The Supreme Court's decision striking down Section 4 of the 1965 Voting Rights Act has an impact on parts of New York City. Under the law, Manhattan, Brooklyn and the Bronx required Federal clearance in advance, known as "preclearance," before they could make changes to voting procedures. But the Court said that the jurisdictions that had been covered under the law were chosen using old 1960s data and that they might not be discriminating any more.
Leslie Campbell, a Bronx resident, thinks that protections like the Voting Rights Act are still necessary.
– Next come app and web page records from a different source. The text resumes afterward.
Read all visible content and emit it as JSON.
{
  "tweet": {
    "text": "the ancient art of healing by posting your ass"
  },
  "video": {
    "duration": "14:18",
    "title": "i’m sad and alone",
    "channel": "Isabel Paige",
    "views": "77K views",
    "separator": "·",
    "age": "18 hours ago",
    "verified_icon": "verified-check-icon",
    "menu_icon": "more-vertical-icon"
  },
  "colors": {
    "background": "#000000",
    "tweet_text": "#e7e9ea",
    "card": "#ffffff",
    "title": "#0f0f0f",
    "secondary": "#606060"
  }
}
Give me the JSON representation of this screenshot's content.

She worries about rolling back protections and the effect that might have on the Bronx and elsewhere.
"Things, although on the surface may seem like it has changed, there's a lot of discrimination, there's still a lot of racism, a lot of segregation," Campbell said.
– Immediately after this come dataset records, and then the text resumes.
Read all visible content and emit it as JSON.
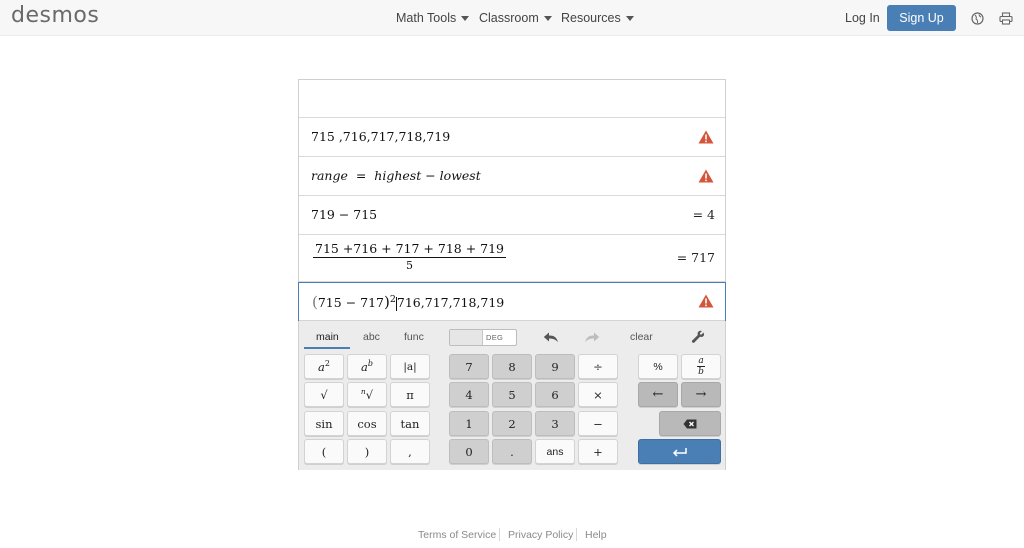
{
  "header": {
    "logo": "desmos",
    "nav": [
      {
        "label": "Math Tools"
      },
      {
        "label": "Classroom"
      },
      {
        "label": "Resources"
      }
    ],
    "login": "Log In",
    "signup": "Sign Up",
    "icons": [
      "globe-icon",
      "print-icon"
    ]
  },
  "expressions": {
    "e2": {
      "text": "715 ,716,717,718,719",
      "warning": true
    },
    "e3": {
      "lhs": "range",
      "eq": "=",
      "a": "highest",
      "minus": "−",
      "b": "lowest",
      "warning": true
    },
    "e4": {
      "text": "719 − 715",
      "result": "= 4"
    },
    "e5": {
      "numerator": "715 +716 + 717 + 718 + 719",
      "denominator": "5",
      "result": "= 717"
    },
    "e6": {
      "open": "(",
      "inner": "715 − 717",
      "close": ")",
      "exp": "2",
      "tail": "716,717,718,719",
      "warning": true
    }
  },
  "keypad": {
    "tabs": [
      "main",
      "abc",
      "func"
    ],
    "active_tab": "main",
    "angle_mode": "DEG",
    "clear": "clear",
    "keys": {
      "a_sq": "a",
      "a_sq_exp": "2",
      "a_b": "a",
      "a_b_exp": "b",
      "abs": "|a|",
      "sqrt": "√",
      "nroot_idx": "n",
      "nroot": "√",
      "pi": "π",
      "sin": "sin",
      "cos": "cos",
      "tan": "tan",
      "lparen": "(",
      "rparen": ")",
      "comma": ",",
      "n7": "7",
      "n8": "8",
      "n9": "9",
      "div": "÷",
      "n4": "4",
      "n5": "5",
      "n6": "6",
      "mul": "×",
      "n1": "1",
      "n2": "2",
      "n3": "3",
      "sub": "−",
      "n0": "0",
      "dot": ".",
      "ans": "ans",
      "add": "+",
      "pct": "%",
      "frac_num": "a",
      "frac_den": "b",
      "left": "←",
      "right": "→"
    }
  },
  "footer": {
    "links": [
      "Terms of Service",
      "Privacy Policy",
      "Help"
    ]
  },
  "colors": {
    "accent": "#4a7fb5",
    "warning": "#d4553b",
    "header_bg": "#f7f7f7"
  }
}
The Bronx's inclusion on the list of places where disenfranchisement has existed historically may seem hard to believe today. Many of its elected officials, at every level of government, are from racial and ethnic groups the landmark civil rights legislation was meant to protect.
For Michael Benjamin, a former Democratic state assemblyman from the Bronx, this is exactly why Section 4 needed to be struck down.
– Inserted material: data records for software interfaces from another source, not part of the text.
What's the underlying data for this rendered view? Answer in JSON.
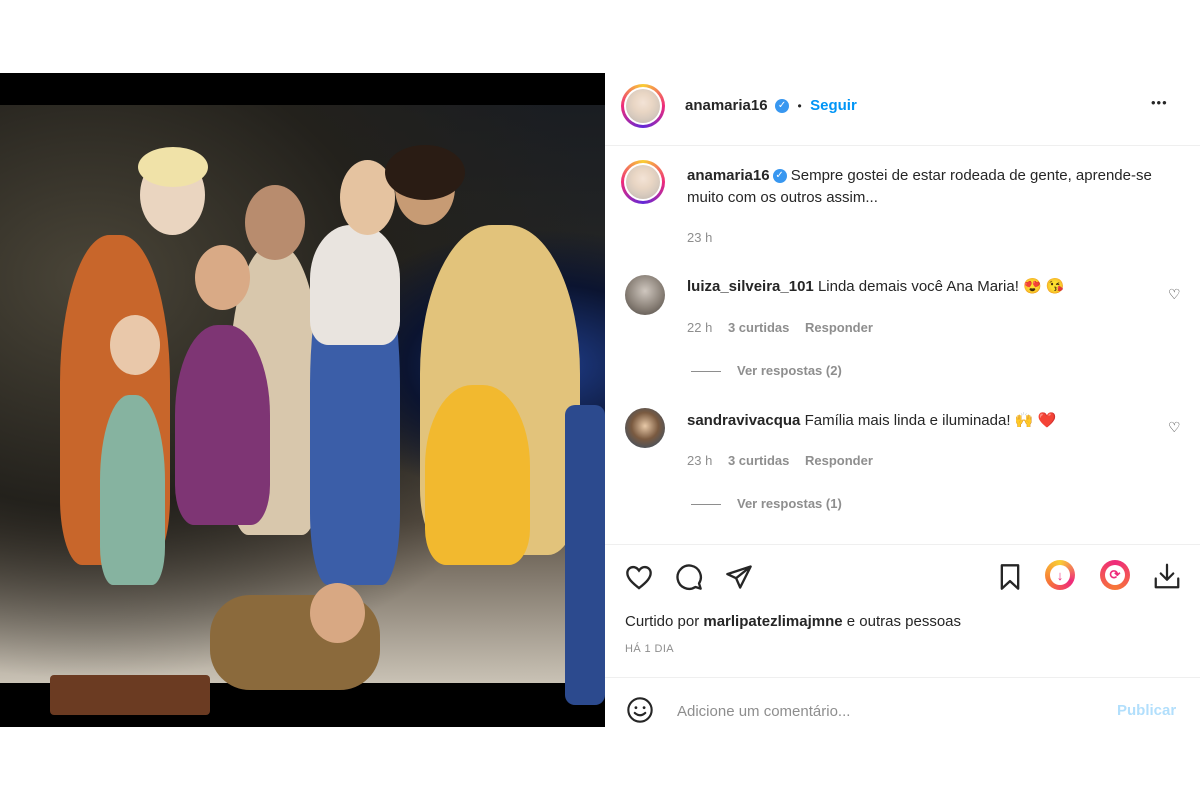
{
  "post": {
    "author": "anamaria16",
    "follow_label": "Seguir",
    "dot": "•",
    "more_label": "•••"
  },
  "caption": {
    "username": "anamaria16",
    "text": "Sempre gostei de estar rodeada de gente, aprende-se muito com os outros assim...",
    "time": "23 h"
  },
  "comments": [
    {
      "username": "luiza_silveira_101",
      "text": "Linda demais você Ana Maria! 😍 😘",
      "time": "22 h",
      "likes": "3 curtidas",
      "reply_label": "Responder",
      "view_replies": "Ver respostas (2)"
    },
    {
      "username": "sandravivacqua",
      "text": "Família mais linda e iluminada! 🙌 ❤️",
      "time": "23 h",
      "likes": "3 curtidas",
      "reply_label": "Responder",
      "view_replies": "Ver respostas (1)"
    }
  ],
  "likes": {
    "prefix": "Curtido por ",
    "user": "marlipatezlimajmne",
    "suffix": " e outras pessoas"
  },
  "date_label": "HÁ 1 DIA",
  "comment_box": {
    "placeholder": "Adicione um comentário...",
    "publish_label": "Publicar"
  },
  "icons": [
    "heart-icon",
    "comment-icon",
    "share-icon",
    "bookmark-icon",
    "download-icon",
    "sync-icon",
    "save-download-icon",
    "emoji-icon"
  ],
  "colors": {
    "accent": "#0095f6",
    "verified": "#3897f0",
    "muted": "#8e8e8e"
  }
}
"The City of New York does not violate the Voting Rights Act in any form or substance,” Benjamin said. “There are other jurisdictions around the country where that happens."
Congressman Jose Serrano has been an elected official in the Bronx nearly as long as the Voting Rights Act has been law. He says that the Supreme Court erred in striking down pre-clearance, even for the Bronx.
"We've made incredible strides, but we're still not where I think we should be,” said Serrano. “Not when you see other places making it harder for people to vote."
In its ruling, the Court suggests Congress could come up with new criteria for parts of the country where voter disenfranchisement is still an issue. Congressman Serrano says he would like to see that happen. Whether the Bronx will make it back onto that list remains uncertain.